In the Ajax workings, the northwest trending fault that controls the "main lead" at Nettie L. is barren. However, mineralization is found along smaller shears or fractures, between 18 and 61 metres into its hanging wall. The veins are parallel to the fault. They dip about 45 degrees to the southwest near surface, but turn back to a steep northeast dip at shallow depth. They are gash-type veins in highly broken and contorted strata. The ore zones ranged from 0.15 to 3.0 metres in width. The main lens in the Ajax was located on a sublevel 15.24 metres above the No. 3 level. At this locality, the vein contained enough sphalerite, galena and chalcopyrite to warrant the development of a small stope. The lens appears to plunge to the north, although it was not found on the No. 3 level. It may; however, have breached surface as there is a caved open cut with a fairly large dump on its inferred projection. The zone appears to have consisted of quartz, carbonate and phyllite. At the south end of the sublevel, a sample across 1.07 metres assayed 2.74 grams per tonne gold, 92.6 grams per tonne silver, 1.33 per cent copper, 2.99 per cent lead and 8.3 per cent zinc. A considerable amount of work was done to explore lower levels but no other ore zones were encountered. However, a few showings were located in the hanging wall of the main fault in the No. 4 adit. The mineralization in the Ajax mine is similar to that of the Nettie L., however the veins may contain more carbonate and sphalerite. An occurrence of earthy wad was found in the upper workings of the Ajax mine.
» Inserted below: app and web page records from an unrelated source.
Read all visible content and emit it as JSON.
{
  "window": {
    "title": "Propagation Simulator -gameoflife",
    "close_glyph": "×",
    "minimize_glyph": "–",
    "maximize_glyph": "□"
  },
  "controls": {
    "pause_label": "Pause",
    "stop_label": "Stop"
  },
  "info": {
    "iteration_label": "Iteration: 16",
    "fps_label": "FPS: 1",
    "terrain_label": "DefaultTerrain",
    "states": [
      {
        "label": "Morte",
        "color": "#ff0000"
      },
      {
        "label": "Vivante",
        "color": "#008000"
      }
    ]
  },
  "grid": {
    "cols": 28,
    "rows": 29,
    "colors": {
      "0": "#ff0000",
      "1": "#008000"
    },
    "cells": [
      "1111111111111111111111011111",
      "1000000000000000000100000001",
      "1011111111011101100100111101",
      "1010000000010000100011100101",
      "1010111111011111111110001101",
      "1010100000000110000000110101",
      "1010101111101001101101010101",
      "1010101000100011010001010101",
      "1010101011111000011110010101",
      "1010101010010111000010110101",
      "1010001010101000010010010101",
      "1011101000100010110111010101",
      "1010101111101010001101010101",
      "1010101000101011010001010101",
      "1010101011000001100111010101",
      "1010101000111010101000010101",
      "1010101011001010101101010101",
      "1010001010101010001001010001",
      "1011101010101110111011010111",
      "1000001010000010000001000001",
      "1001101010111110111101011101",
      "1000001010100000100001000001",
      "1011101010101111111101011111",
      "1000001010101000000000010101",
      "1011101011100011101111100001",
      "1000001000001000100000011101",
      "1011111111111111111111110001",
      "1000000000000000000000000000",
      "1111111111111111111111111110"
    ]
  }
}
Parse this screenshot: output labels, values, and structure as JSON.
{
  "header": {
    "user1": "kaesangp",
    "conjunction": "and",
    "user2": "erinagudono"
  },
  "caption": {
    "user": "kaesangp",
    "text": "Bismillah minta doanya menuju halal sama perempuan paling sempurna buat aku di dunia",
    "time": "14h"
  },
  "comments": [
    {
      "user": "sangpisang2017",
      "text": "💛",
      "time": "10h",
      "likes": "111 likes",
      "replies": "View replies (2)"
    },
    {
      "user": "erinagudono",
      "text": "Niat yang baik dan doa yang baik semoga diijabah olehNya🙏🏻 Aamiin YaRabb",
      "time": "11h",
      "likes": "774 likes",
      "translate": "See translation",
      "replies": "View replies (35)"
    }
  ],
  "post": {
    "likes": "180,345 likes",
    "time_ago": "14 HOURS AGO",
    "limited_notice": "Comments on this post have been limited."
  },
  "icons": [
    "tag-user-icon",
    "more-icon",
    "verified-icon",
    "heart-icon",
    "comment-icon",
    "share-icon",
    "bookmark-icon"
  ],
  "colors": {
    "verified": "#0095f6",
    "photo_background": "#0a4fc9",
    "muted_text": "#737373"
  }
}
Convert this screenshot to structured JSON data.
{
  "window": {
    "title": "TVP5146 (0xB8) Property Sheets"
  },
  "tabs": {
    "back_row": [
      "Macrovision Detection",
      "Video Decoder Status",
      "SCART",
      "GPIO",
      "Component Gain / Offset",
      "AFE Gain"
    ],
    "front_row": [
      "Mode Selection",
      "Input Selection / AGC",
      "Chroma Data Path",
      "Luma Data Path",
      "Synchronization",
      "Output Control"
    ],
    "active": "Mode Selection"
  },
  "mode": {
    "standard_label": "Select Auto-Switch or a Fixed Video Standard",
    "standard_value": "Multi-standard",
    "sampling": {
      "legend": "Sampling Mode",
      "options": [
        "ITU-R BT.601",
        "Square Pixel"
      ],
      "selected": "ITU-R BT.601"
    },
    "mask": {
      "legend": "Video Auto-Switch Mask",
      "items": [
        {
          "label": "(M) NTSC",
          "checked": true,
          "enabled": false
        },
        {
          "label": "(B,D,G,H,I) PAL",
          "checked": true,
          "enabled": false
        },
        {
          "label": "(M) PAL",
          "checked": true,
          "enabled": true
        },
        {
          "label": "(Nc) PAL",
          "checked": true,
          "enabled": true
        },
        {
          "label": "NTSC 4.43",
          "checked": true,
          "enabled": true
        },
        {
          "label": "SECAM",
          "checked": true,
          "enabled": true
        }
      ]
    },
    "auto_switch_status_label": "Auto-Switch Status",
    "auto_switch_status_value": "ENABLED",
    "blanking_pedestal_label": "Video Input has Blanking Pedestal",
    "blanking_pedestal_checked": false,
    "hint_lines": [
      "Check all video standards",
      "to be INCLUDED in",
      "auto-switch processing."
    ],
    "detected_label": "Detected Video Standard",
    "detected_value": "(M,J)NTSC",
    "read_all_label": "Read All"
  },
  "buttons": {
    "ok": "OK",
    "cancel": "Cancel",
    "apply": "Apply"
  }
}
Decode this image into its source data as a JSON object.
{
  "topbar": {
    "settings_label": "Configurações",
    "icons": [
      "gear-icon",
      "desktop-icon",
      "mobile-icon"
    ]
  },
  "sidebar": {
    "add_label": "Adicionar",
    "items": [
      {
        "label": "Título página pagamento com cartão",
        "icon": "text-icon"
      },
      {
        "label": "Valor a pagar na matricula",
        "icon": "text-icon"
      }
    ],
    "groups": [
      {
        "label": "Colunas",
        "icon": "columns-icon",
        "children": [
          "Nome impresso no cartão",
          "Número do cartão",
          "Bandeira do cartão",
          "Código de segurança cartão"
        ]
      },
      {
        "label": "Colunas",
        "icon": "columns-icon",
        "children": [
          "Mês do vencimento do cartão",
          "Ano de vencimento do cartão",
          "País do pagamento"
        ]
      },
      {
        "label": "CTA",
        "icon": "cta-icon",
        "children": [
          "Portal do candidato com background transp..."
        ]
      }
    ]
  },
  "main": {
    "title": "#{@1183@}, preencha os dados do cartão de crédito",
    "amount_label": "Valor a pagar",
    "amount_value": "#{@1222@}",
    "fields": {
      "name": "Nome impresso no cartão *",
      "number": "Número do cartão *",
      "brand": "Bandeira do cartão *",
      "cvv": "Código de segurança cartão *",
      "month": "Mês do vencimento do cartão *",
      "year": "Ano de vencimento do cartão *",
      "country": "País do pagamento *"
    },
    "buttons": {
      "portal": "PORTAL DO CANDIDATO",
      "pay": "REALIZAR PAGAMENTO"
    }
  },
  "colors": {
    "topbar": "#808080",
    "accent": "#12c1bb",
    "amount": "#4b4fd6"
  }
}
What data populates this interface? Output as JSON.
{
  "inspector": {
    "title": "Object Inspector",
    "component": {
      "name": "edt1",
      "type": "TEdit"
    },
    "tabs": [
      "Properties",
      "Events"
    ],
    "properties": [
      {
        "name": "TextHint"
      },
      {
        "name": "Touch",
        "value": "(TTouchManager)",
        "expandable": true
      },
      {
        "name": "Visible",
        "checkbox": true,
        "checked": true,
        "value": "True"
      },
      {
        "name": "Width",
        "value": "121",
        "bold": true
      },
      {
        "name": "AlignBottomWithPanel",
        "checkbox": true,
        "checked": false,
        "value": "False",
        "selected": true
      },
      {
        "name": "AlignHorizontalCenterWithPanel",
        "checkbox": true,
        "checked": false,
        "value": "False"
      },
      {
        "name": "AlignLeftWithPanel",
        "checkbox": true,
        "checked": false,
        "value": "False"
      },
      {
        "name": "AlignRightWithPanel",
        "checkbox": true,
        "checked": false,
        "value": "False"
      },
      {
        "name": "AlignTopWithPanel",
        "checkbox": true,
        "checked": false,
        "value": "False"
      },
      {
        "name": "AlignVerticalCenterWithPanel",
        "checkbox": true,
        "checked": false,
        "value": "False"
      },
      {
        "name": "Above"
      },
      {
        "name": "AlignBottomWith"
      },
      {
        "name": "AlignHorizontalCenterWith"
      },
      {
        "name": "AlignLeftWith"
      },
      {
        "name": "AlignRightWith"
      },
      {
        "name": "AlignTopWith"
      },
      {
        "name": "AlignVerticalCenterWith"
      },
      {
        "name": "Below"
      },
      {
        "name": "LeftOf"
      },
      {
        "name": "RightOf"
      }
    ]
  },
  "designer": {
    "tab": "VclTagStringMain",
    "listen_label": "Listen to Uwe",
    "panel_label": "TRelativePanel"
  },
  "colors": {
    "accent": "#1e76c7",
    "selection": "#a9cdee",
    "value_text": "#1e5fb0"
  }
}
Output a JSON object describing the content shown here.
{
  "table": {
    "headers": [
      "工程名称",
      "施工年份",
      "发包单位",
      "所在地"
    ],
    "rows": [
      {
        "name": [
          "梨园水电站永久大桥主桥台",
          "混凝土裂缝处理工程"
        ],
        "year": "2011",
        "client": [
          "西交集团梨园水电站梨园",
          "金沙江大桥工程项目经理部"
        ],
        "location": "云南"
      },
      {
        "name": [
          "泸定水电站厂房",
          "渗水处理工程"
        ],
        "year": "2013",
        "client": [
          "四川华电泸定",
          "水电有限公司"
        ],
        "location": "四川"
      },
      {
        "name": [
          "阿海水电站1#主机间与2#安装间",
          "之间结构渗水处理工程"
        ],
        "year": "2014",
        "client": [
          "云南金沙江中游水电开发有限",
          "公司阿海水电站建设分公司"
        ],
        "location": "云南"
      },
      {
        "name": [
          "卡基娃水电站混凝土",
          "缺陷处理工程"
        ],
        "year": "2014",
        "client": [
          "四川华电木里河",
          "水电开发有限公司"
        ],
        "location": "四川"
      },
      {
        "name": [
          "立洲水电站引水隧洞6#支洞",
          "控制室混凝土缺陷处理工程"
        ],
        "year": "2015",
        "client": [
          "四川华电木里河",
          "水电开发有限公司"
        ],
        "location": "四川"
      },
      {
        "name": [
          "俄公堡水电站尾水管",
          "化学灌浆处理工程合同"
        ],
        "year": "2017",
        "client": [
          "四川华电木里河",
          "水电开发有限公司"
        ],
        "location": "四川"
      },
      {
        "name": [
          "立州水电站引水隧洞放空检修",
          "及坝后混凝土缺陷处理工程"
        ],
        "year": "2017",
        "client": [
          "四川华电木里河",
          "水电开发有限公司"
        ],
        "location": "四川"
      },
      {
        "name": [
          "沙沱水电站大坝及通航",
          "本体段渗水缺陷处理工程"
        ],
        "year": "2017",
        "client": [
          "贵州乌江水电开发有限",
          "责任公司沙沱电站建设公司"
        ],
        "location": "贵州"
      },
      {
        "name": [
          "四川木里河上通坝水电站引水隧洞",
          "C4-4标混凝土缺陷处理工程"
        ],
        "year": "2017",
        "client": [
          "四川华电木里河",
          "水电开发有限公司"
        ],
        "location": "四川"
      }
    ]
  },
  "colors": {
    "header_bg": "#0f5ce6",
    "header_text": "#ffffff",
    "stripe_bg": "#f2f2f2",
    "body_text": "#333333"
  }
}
An impure sample assayed 9.36 per cent manganese.

EMPR AR 1894-745; 1895-693; 1896-542; 1898-1073; 1899-682; 1900-820; 1901-1019; 1903-116,H120; 1907-218; 1909-K116; 1912-K151,K323; 1913-K127,K420, 1914-300,K290,K510, 1915-K133, 1916-K200; 1924- B208; 1930-266; 1950-A151; 1951-A179; 1952-177,A187
EMPR BULL 1-113, 2-41, *45 pp. 67,72
EMPR OF 1990-24
EMPR PF (*Starr, C.C. (1925): Report on the Nettie L Mine, 8 p., geology, assays, workings plan 1 " = 100 '; Various sketch maps, plans and sections, 1951-1952; Trout Lake Mines Ltd. (1952): Information Brochure & Prospectus; Plan of Nettie L Mine workings (1900) in 082FNW100)
GSC MEM *161 pp 27,67-77,70,114
GSC SUM RPT 1903-64